Costa Rica: Doing business and staying in touch
Doing Business in Costa Rica
Customs tend to be conservative. Advance appointments and courtesy are appreciated, although Costa Ricans are rarely punctual. It is preferable to have some knowledge of Spanish, although many locals speak English. The best months for business visits are November and December; avoid the last week of September, which is the end of the financial year.
Though Latin America is known for its relaxed business culture, official visitors to Costa Rica are expected to dress professionally, behave formally and be punctual. Don’t expect meetings to finish on time however - it’s polite to indulge in a bit of personal chit-chat before diving into business, perhaps followed by an impromptu lunch. Women are on notably equal footing in Costa Rica, as evidenced by the 2010 election of President Laura Chinchilla. Regardless, it’s wise to choose conservative suits over more sexually provocative outfits. You won’t, however, be judged for wearing trousers rather than a skirt.

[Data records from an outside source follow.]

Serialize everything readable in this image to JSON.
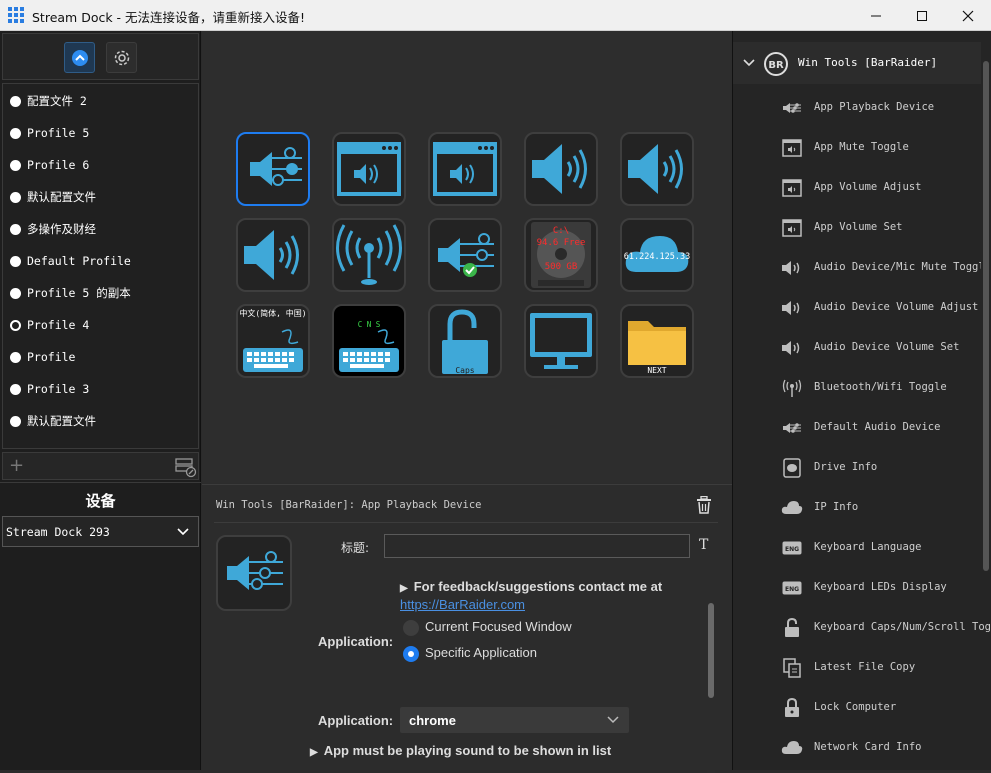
{
  "window": {
    "title": "Stream Dock - 无法连接设备，请重新接入设备!",
    "minimize_label": "—",
    "maximize_label": "☐",
    "close_label": "✕"
  },
  "sidebar": {
    "profiles": [
      {
        "label": "配置文件 2",
        "selected": false
      },
      {
        "label": "Profile 5",
        "selected": false
      },
      {
        "label": "Profile 6",
        "selected": false
      },
      {
        "label": "默认配置文件",
        "selected": false
      },
      {
        "label": "多操作及财经",
        "selected": false
      },
      {
        "label": "Default Profile",
        "selected": false
      },
      {
        "label": "Profile 5 的副本",
        "selected": false
      },
      {
        "label": "Profile 4",
        "selected": true
      },
      {
        "label": "Profile",
        "selected": false
      },
      {
        "label": "Profile 3",
        "selected": false
      },
      {
        "label": "默认配置文件",
        "selected": false
      }
    ],
    "add_label": "+",
    "device_heading": "设备",
    "device_selected": "Stream Dock 293"
  },
  "keys": {
    "drive_text_lines": [
      "C:\\",
      "94.6 Free",
      "500 GB"
    ],
    "ip_text": "61.224.125.33",
    "kb1_text": "中文(简体, 中国)",
    "kb2_text": "C    N    S",
    "caps_text": "Caps",
    "next_text": "NEXT"
  },
  "inspector": {
    "title": "Win Tools [BarRaider]: App Playback Device",
    "title_field_label": "标题:",
    "title_value": "",
    "t_button": "T",
    "feedback_text": "For feedback/suggestions contact me at",
    "feedback_link": "https://BarRaider.com",
    "application_label": "Application:",
    "radio_current": "Current Focused Window",
    "radio_specific": "Specific Application",
    "application_select_label": "Application:",
    "application_value": "chrome",
    "playing_note": "App must be playing sound to be shown in list"
  },
  "plugin": {
    "name": "Win Tools [BarRaider]",
    "actions": [
      {
        "label": "App Playback Device",
        "icon": "playback-icon"
      },
      {
        "label": "App Mute Toggle",
        "icon": "window-speaker-icon"
      },
      {
        "label": "App Volume Adjust",
        "icon": "window-speaker-icon"
      },
      {
        "label": "App Volume Set",
        "icon": "window-speaker-icon"
      },
      {
        "label": "Audio Device/Mic Mute Toggle",
        "icon": "speaker-icon"
      },
      {
        "label": "Audio Device Volume Adjust",
        "icon": "speaker-icon"
      },
      {
        "label": "Audio Device Volume Set",
        "icon": "speaker-icon"
      },
      {
        "label": "Bluetooth/Wifi Toggle",
        "icon": "antenna-icon"
      },
      {
        "label": "Default Audio Device",
        "icon": "playback-icon"
      },
      {
        "label": "Drive Info",
        "icon": "drive-icon"
      },
      {
        "label": "IP Info",
        "icon": "cloud-icon"
      },
      {
        "label": "Keyboard Language",
        "icon": "keyboard-eng-icon"
      },
      {
        "label": "Keyboard LEDs Display",
        "icon": "keyboard-eng-icon"
      },
      {
        "label": "Keyboard Caps/Num/Scroll Toggle",
        "icon": "unlock-icon"
      },
      {
        "label": "Latest File Copy",
        "icon": "file-copy-icon"
      },
      {
        "label": "Lock Computer",
        "icon": "lock-icon"
      },
      {
        "label": "Network Card Info",
        "icon": "cloud-icon"
      }
    ]
  },
  "colors": {
    "accent": "#1e7cf0",
    "icon_blue": "#3fa8d8",
    "folder_yellow": "#f6c143"
  }
}
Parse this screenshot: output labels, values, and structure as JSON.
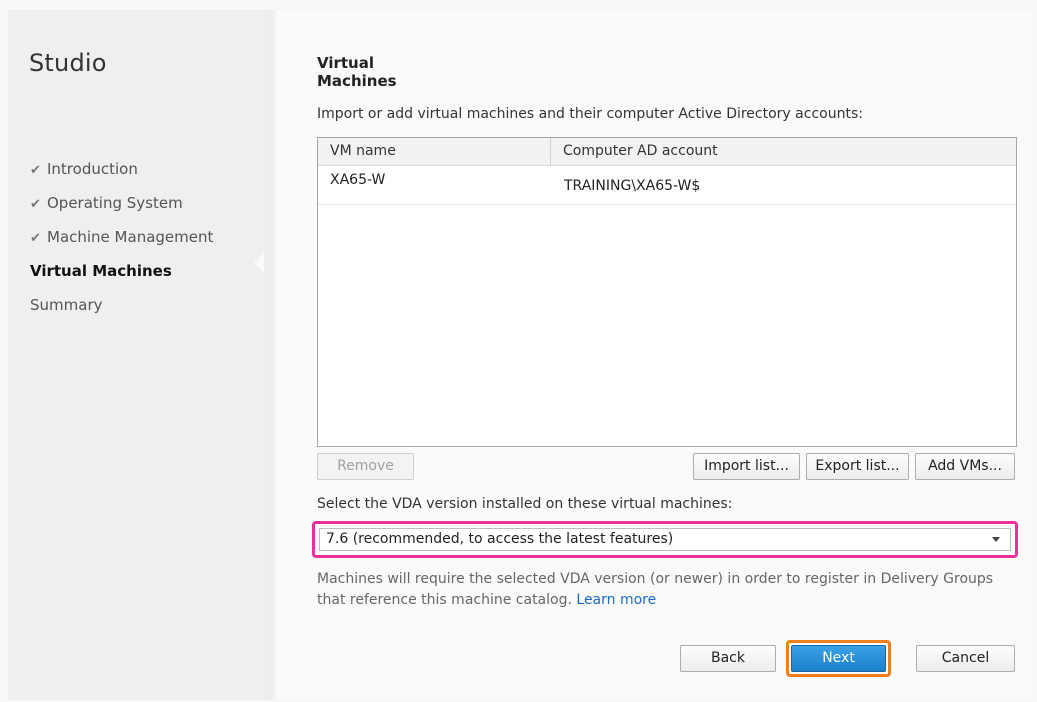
{
  "app": {
    "title": "Studio"
  },
  "nav": {
    "items": [
      {
        "label": "Introduction",
        "done": true
      },
      {
        "label": "Operating System",
        "done": true
      },
      {
        "label": "Machine Management",
        "done": true
      },
      {
        "label": "Virtual Machines",
        "done": false,
        "current": true
      },
      {
        "label": "Summary",
        "done": false
      }
    ],
    "check_glyph": "✔"
  },
  "page": {
    "heading": "Virtual Machines",
    "intro": "Import or add virtual machines and their computer Active Directory accounts:"
  },
  "table": {
    "columns": [
      "VM name",
      "Computer AD account"
    ],
    "rows": [
      {
        "vm_name": "XA65-W",
        "ad_account": "TRAINING\\XA65-W$"
      }
    ]
  },
  "table_buttons": {
    "remove": "Remove",
    "import": "Import list...",
    "export": "Export list...",
    "add": "Add VMs..."
  },
  "vda": {
    "label": "Select the VDA version installed on these virtual machines:",
    "selected": "7.6 (recommended, to access the latest features)",
    "info": "Machines will require the selected VDA version (or newer) in order to register in Delivery Groups that reference this machine catalog.",
    "learn_more": "Learn more"
  },
  "footer": {
    "back": "Back",
    "next": "Next",
    "cancel": "Cancel"
  },
  "colors": {
    "highlight_select": "#ee2e9a",
    "highlight_next": "#f07e1b",
    "primary_button": "#1a80cc",
    "link": "#1a6cc6"
  }
}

Traditional niceties – professional titles, business cards, house gifts, and so on – are still appreciated in Costa Rica. Spanish speakers should be careful with the informal you, “tu”; in Costa Rica, even children are referred to as “usted”.
Costa Ricans value “playing well with others” highly, and go to great lengths to avoid conflict. Foreigners who argue aggressively, raise their voices or directly criticize others are seen as socially inept or offensive and best avoided. Stay calm in negotiations and couch disagreements in such a way that the other party can save face, and your diplomacy will inspire further cooperation.

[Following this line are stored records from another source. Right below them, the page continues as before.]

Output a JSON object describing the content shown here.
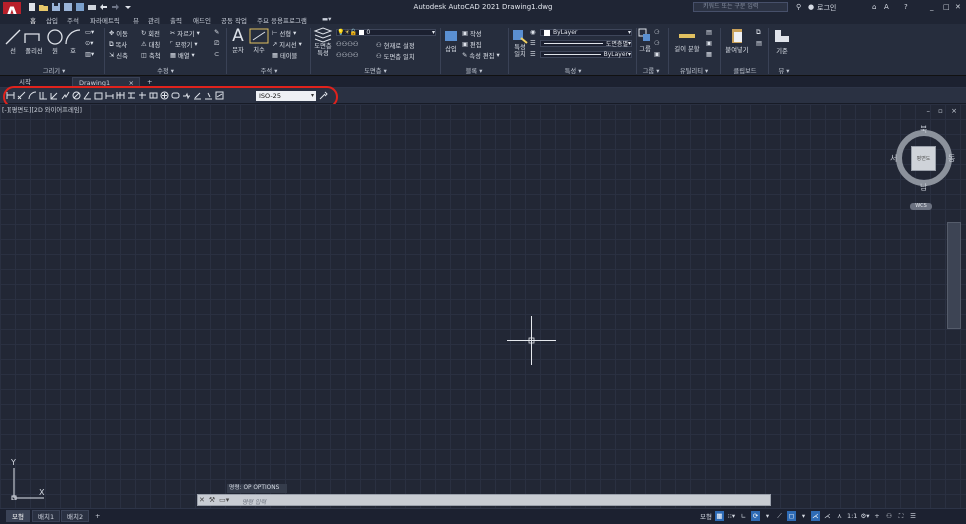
{
  "titlebar": {
    "logo": "A",
    "title": "Autodesk AutoCAD 2021   Drawing1.dwg",
    "search_placeholder": "키워드 또는 구문 입력",
    "login": "로그인"
  },
  "menubar": {
    "items": [
      "홈",
      "삽입",
      "주석",
      "파라메트릭",
      "뷰",
      "관리",
      "출력",
      "애드인",
      "공동 작업",
      "주요 응용프로그램"
    ],
    "active": "홈"
  },
  "ribbon": {
    "draw": {
      "label": "그리기 ▾",
      "line": "선",
      "polyline": "폴리선",
      "circle": "원",
      "arc": "호"
    },
    "modify": {
      "label": "수정 ▾",
      "move": "이동",
      "rotate": "회전",
      "trim": "자르기",
      "copy": "복사",
      "mirror": "대칭",
      "fillet": "모깎기",
      "stretch": "신축",
      "scale": "축척",
      "array": "배열"
    },
    "annotation": {
      "label": "주석 ▾",
      "text": "문자",
      "dimension": "치수",
      "leader": "지시선",
      "table": "테이블",
      "linear": "선형"
    },
    "layers": {
      "label": "도면층 ▾",
      "properties": "도면층 특성",
      "layer_value": "0",
      "make_current": "현재로 설정",
      "match": "도면층 일치"
    },
    "block": {
      "label": "블록 ▾",
      "insert": "삽입",
      "create": "작성",
      "edit": "편집",
      "edit_attr": "속성 편집"
    },
    "properties": {
      "label": "특성 ▾",
      "match": "특성 일치",
      "color": "ByLayer",
      "linetype": "도면층별",
      "lineweight": "ByLayer"
    },
    "groups": {
      "label": "그룹 ▾",
      "group": "그룹"
    },
    "utilities": {
      "label": "유틸리티 ▾",
      "measure": "길이 분할"
    },
    "clipboard": {
      "label": "클립보드",
      "paste": "붙여넣기"
    },
    "view": {
      "label": "뷰 ▾",
      "base": "기준"
    }
  },
  "file_tabs": {
    "start": "시작",
    "drawing": "Drawing1",
    "close": "×",
    "add": "+"
  },
  "dim_toolbar": {
    "style_value": "ISO-25"
  },
  "viewport": {
    "label": "[-][평면도][2D 와이어프레임]",
    "controls": "– ▫ ×"
  },
  "viewcube": {
    "north": "북",
    "south": "남",
    "east": "동",
    "west": "서",
    "center": "평면도",
    "wcs": "WCS"
  },
  "ucs": {
    "x": "X",
    "y": "Y"
  },
  "command": {
    "history": "명령: OP OPTIONS",
    "prompt": "명령 입력"
  },
  "status": {
    "layout_tabs": [
      "모형",
      "배치1",
      "배치2"
    ],
    "add": "+",
    "model": "모형",
    "scale": "1:1"
  },
  "colors": {
    "accent": "#2e6bb5",
    "highlight": "#e0221c",
    "canvas": "#222735",
    "logo": "#b8202b"
  }
}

Risky ventures rarely go over well in Costa Rica, so take time to discuss any safety nets backing up your business plan. Best months for business visits are November and December; avoid the last week of September, which is the end of the financial year.
Electronics represent a significant proportion of Costa Rica's export revenues while 6% of GDP is derived from agriculture (most importantly coffee, bananas and meat, but also melons, pineapple, sugar and cocoa). Staple crops are also grown for domestic consumption. Manufacturing industry consists of food processing, micro-processors and electronics, textiles, chemicals and plastics. This sector is steadily expanding with government encouragement.

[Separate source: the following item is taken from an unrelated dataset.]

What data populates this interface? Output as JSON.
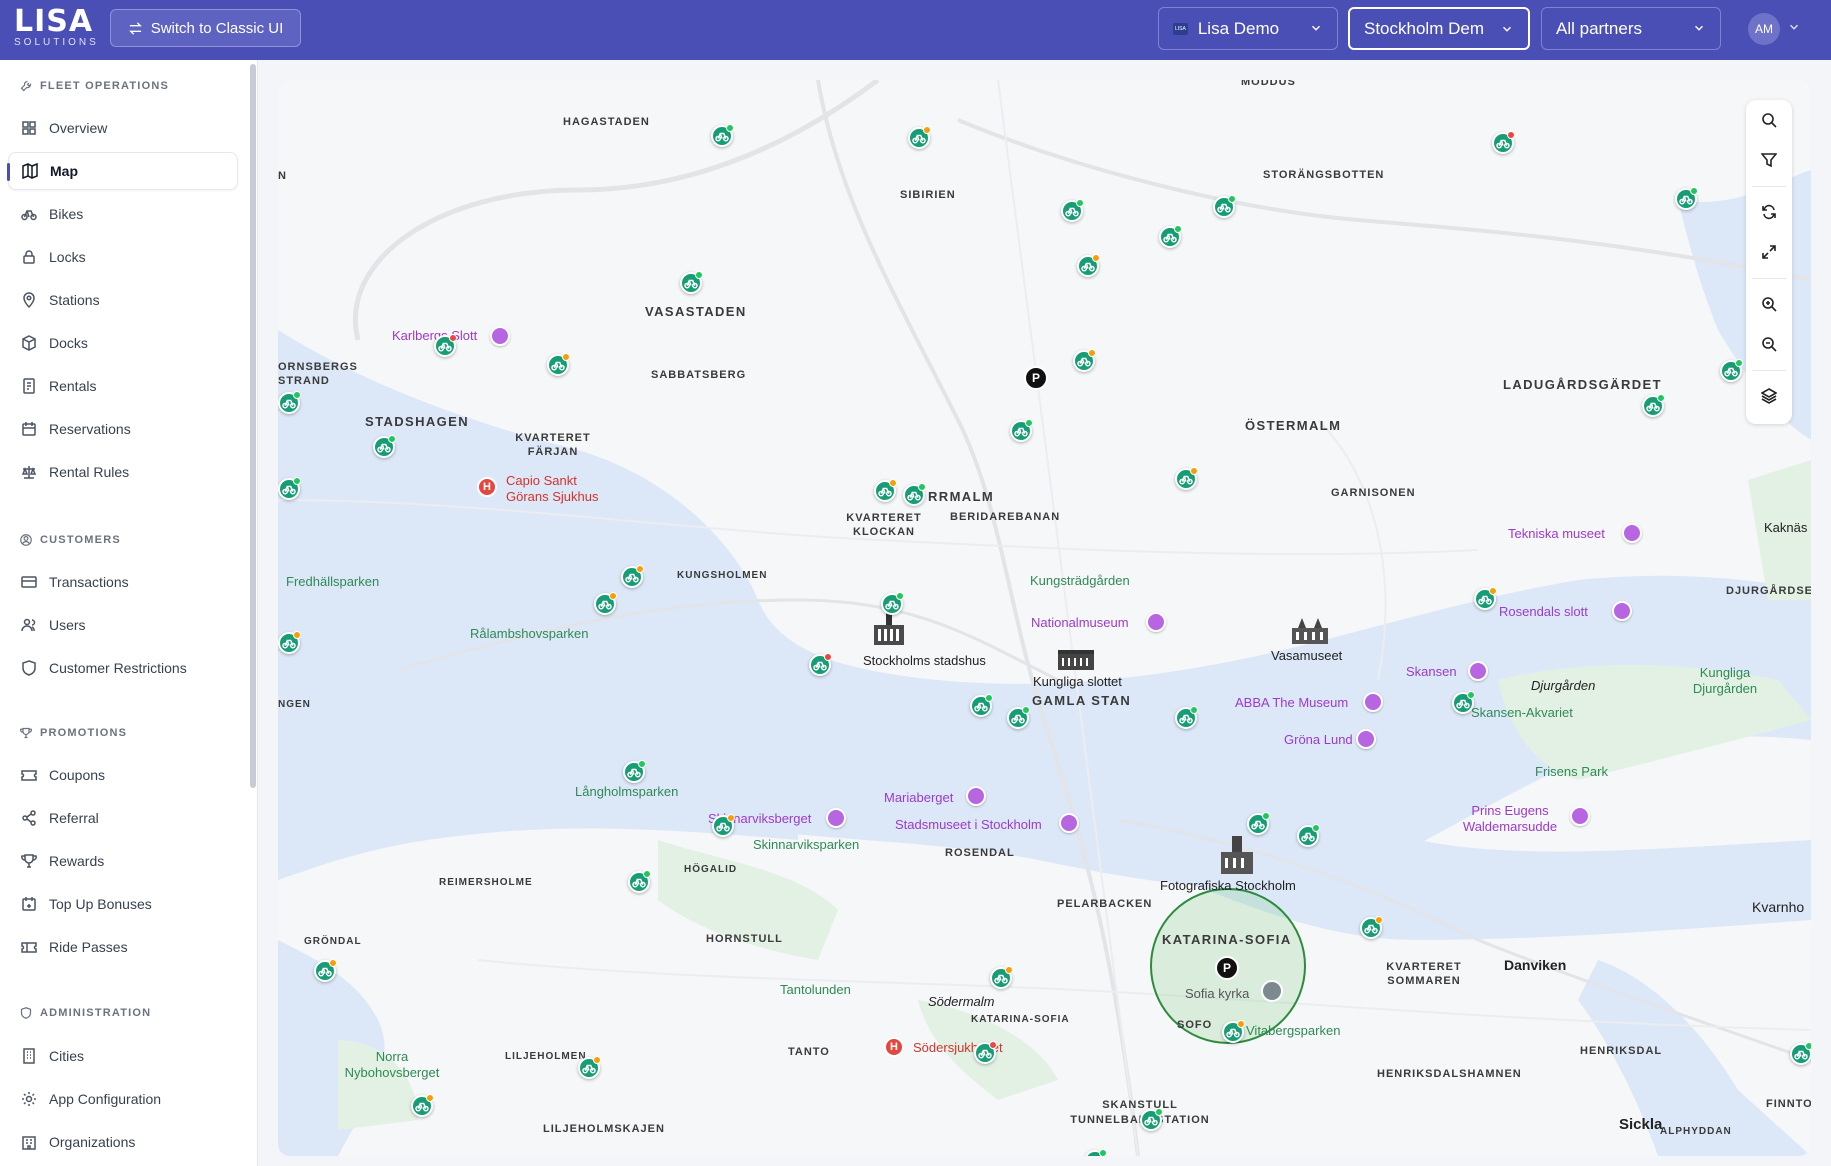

New industries include aluminium production, following the discovery of a large bauxite deposit. Oil imports and hydroelectricity meet the bulk of the country's energy needs. Tourism dominates the service sector and is the most important source of foreign exchange earnings, with the service industry responsible for around 75% of GDP.
Despite the country’s relative prosperity in the region, poverty is still a fact of daily life for many with 25% of the population still living under the poverty line for the past 20 years.
Several of the larger hotels in and around San José have conference facilities. The largest is the Wyndham San Jose Herradura, at Ciudad Cariari, about 16 km (10 miles) northwest of the city.
US$57.69 billion (2015).
Bananas and pineapples, coffee, sugar, beef and electronic components.
Raw materials, consumer goods, capital equipment, petroleum, construction materials.
Main trading partners
US, Netherlands, Malaysia, China, Mexico, Venezuela.
Keeping in Touch in Costa Rica
There are no area codes in Costa Rica. Public payphones exist, but they are becoming increasingly rare as increasing mobile phone usage means that phone companies are removing them. However some still exist taking coins or credit cards. Alternatively prepaid phone cards can be bought from most small gift shops and newsagents.
Roaming agreements exist with some countries. Handsets can be hired, although this can be difficult and time-consuming (www.ice.go.cr). Costa Rica employs both GSM and TDMA systems. The state telephone company ICE has a monopoly on service, which is available throughout much of the nation except remote mountain regions.
There are internet cafés throughout the country, and most tourist hotels also provide facilities such as Wi-Fi. Internet speed may be rather slow but this should improve as the government aims to improve infrastructure to allow for faster broadband connections.
Costa Rica has more than half a dozen major newspapers, several private and public TV stations, and a busy FM radio scene. Cable TV is widely available. Costa Rica enjoys near total freedom of media, although the major dailies are considered to be conservative. Daily newspapers printed in Spanish include Al Día, Diario Extra, La Nacion, La Prensa Libre and La República; the Tico Times is a web-only news publication in English.
Airmail letters to Western Europe usually take at least 10 working days days; those to North America take at least one week.Post Office hours
Mon-Fri 0800-1730; Sat 0730-1200.